Puma will start the control server on localhost port 9293. All requests to the control server will need to include control token (in this case, token=foo) as a query parameter. This allows for simple authentication. Check out Puma::App::Status or status.rb to see what the status app has available.

You can also interact with the control server via pumactl.

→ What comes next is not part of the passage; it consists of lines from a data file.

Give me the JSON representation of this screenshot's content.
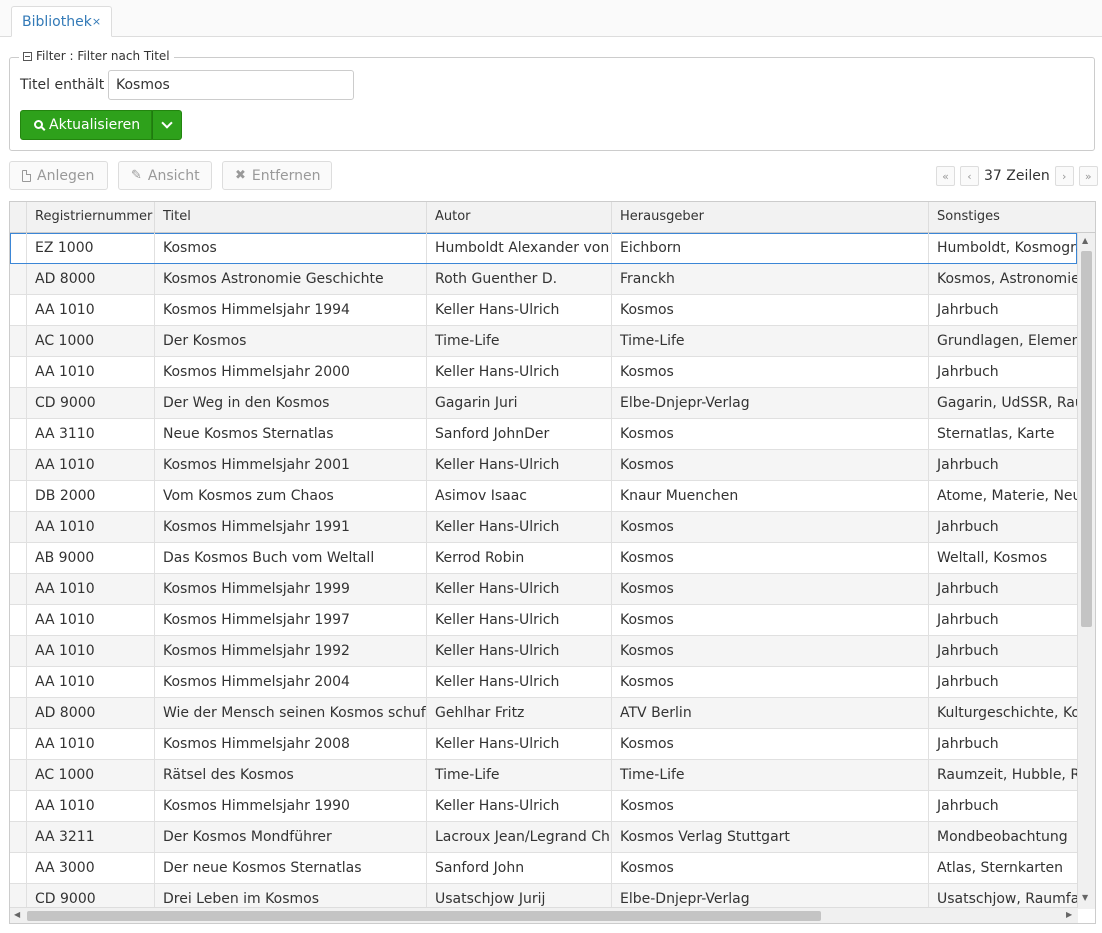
{
  "tab": {
    "label": "Bibliothek",
    "close": "×"
  },
  "filter": {
    "legend": "Filter : Filter nach Titel",
    "title_label": "Titel enthält",
    "title_value": "Kosmos",
    "refresh_label": "Aktualisieren"
  },
  "toolbar": {
    "new_label": "Anlegen",
    "view_label": "Ansicht",
    "delete_label": "Entfernen"
  },
  "pager": {
    "first": "«",
    "prev": "‹",
    "next": "›",
    "last": "»",
    "count_text": "37 Zeilen"
  },
  "grid": {
    "columns": [
      "Registriernummer",
      "Titel",
      "Autor",
      "Herausgeber",
      "Sonstiges"
    ],
    "rows": [
      [
        "EZ 1000",
        "Kosmos",
        "Humboldt Alexander von",
        "Eichborn",
        "Humboldt, Kosmographie"
      ],
      [
        "AD 8000",
        "Kosmos Astronomie Geschichte",
        "Roth Guenther D.",
        "Franckh",
        "Kosmos, Astronomie, Geschichte"
      ],
      [
        "AA 1010",
        "Kosmos Himmelsjahr 1994",
        "Keller Hans-Ulrich",
        "Kosmos",
        "Jahrbuch"
      ],
      [
        "AC 1000",
        "Der Kosmos",
        "Time-Life",
        "Time-Life",
        "Grundlagen, Elementarteilchen"
      ],
      [
        "AA 1010",
        "Kosmos Himmelsjahr 2000",
        "Keller Hans-Ulrich",
        "Kosmos",
        "Jahrbuch"
      ],
      [
        "CD 9000",
        "Der Weg in den Kosmos",
        "Gagarin Juri",
        "Elbe-Dnjepr-Verlag",
        "Gagarin, UdSSR, Raumfahrt"
      ],
      [
        "AA 3110",
        "Neue Kosmos Sternatlas",
        "Sanford JohnDer",
        "Kosmos",
        "Sternatlas, Karte"
      ],
      [
        "AA 1010",
        "Kosmos Himmelsjahr 2001",
        "Keller Hans-Ulrich",
        "Kosmos",
        "Jahrbuch"
      ],
      [
        "DB 2000",
        "Vom Kosmos zum Chaos",
        "Asimov Isaac",
        "Knaur Muenchen",
        "Atome, Materie, Neutrinos"
      ],
      [
        "AA 1010",
        "Kosmos Himmelsjahr 1991",
        "Keller Hans-Ulrich",
        "Kosmos",
        "Jahrbuch"
      ],
      [
        "AB 9000",
        "Das Kosmos Buch vom Weltall",
        "Kerrod Robin",
        "Kosmos",
        "Weltall, Kosmos"
      ],
      [
        "AA 1010",
        "Kosmos Himmelsjahr 1999",
        "Keller Hans-Ulrich",
        "Kosmos",
        "Jahrbuch"
      ],
      [
        "AA 1010",
        "Kosmos Himmelsjahr 1997",
        "Keller Hans-Ulrich",
        "Kosmos",
        "Jahrbuch"
      ],
      [
        "AA 1010",
        "Kosmos Himmelsjahr 1992",
        "Keller Hans-Ulrich",
        "Kosmos",
        "Jahrbuch"
      ],
      [
        "AA 1010",
        "Kosmos Himmelsjahr 2004",
        "Keller Hans-Ulrich",
        "Kosmos",
        "Jahrbuch"
      ],
      [
        "AD 8000",
        "Wie der Mensch seinen Kosmos schuf",
        "Gehlhar Fritz",
        "ATV Berlin",
        "Kulturgeschichte, Kosmos"
      ],
      [
        "AA 1010",
        "Kosmos Himmelsjahr 2008",
        "Keller Hans-Ulrich",
        "Kosmos",
        "Jahrbuch"
      ],
      [
        "AC 1000",
        "Rätsel des Kosmos",
        "Time-Life",
        "Time-Life",
        "Raumzeit, Hubble, Rotverschiebung"
      ],
      [
        "AA 1010",
        "Kosmos Himmelsjahr 1990",
        "Keller Hans-Ulrich",
        "Kosmos",
        "Jahrbuch"
      ],
      [
        "AA 3211",
        "Der Kosmos Mondführer",
        "Lacroux Jean/Legrand Christian",
        "Kosmos Verlag Stuttgart",
        "Mondbeobachtung"
      ],
      [
        "AA 3000",
        "Der neue Kosmos Sternatlas",
        "Sanford John",
        "Kosmos",
        "Atlas, Sternkarten"
      ],
      [
        "CD 9000",
        "Drei Leben im Kosmos",
        "Usatschjow Jurij",
        "Elbe-Dnjepr-Verlag",
        "Usatschjow, Raumfahrt"
      ]
    ]
  }
}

This command will restart Puma:

$ pumactl --control-url 'tcp://127.0.0.1:9293' --control-token foo restart

To see a list of pumactl options, use pumactl --help.

Configuration File

You can also provide a configuration file with the -C (or --config) flag:

$ puma -C /path/to/config

If no configuration file is specified, Puma will look for a configuration file at config/puma.rb. If an environment is specified, either via the -e and --environment flags, or through the RACK_ENV or the RAILS_ENV environment variables, Puma first looks for configuration at config/puma/<environment_name>.rb, and then falls back to config/puma.rb.

If you want to prevent Puma from looking for a configuration file in those locations, provide a dash as the argument to the -C (or --config) flag:

$ puma -C "-"

The other side-effects of setting the environment are whether to show stack traces (in development or test), and setting RACK_ENV may potentially affect middleware looking for this value to change their behavior. The default puma RACK_ENV value is development. You can see all config default values in Puma::Configuration#puma_default_options or configuration.rb.

Check out Puma::DSL or dsl.rb to see all available options.

Restart

Puma includes the ability to restart itself. When available (MRI, Rubinius, JRuby), Puma performs a "hot restart". This is the same functionality available in Unicorn and NGINX which keep the server sockets open between restarts. This makes sure that no pending requests are dropped while the restart is taking place.

For more, see the Restart documentation.

Signals

Puma responds to several signals. A detailed guide to using UNIX signals with Puma can be found in the Signals documentation.

Platform Constraints

Some platforms do not support all Puma features.

  • JRuby, Windows: server sockets are not seamless on restart, they must be closed and reopened. These platforms have no way to pass descriptors into a new process that is exposed to Ruby. Also, cluster mode is not supported due to a lack of fork(2).
  • Windows: Cluster mode is not supported due to a lack of fork(2).
  • Kubernetes: The way Kubernetes handles pod shutdowns interacts poorly with server processes implementing graceful shutdown, like Puma. See the kubernetes section of the documentation for more details.

Known Bugs

For MRI versions 2.2.7, 2.2.8, 2.2.9, 2.2.10, 2.3.4 and 2.4.1, you may see stream closed in another thread (IOError). It may be caused by a Ruby bug. It can be fixed with the gem https://rubygems.org/gems/stopgap_13632:

if %w(2.2.7 2.2.8 2.2.9 2.2.10 2.3.4 2.4.1).include? RUBY_VERSION
  begin
    require 'stopgap_13632'
  rescue LoadError
  end
end

Deployment

Puma has support for Capistrano with an external gem.

It is common to use process monitors with Puma. Modern process monitors like systemd or rc.d provide continuous monitoring and restarts for increased reliability in production environments:

Community guides:

Community Extensions

Plugins

Monitoring

  • puma-status — Monitor CPU/Mem/Load of running puma instances from the CLI

Contributing

Find details for contributing in the contribution guide.

License

Puma is copyright Evan Phoenix and contributors, licensed under the BSD 3-Clause license. See the included LICENSE file for details.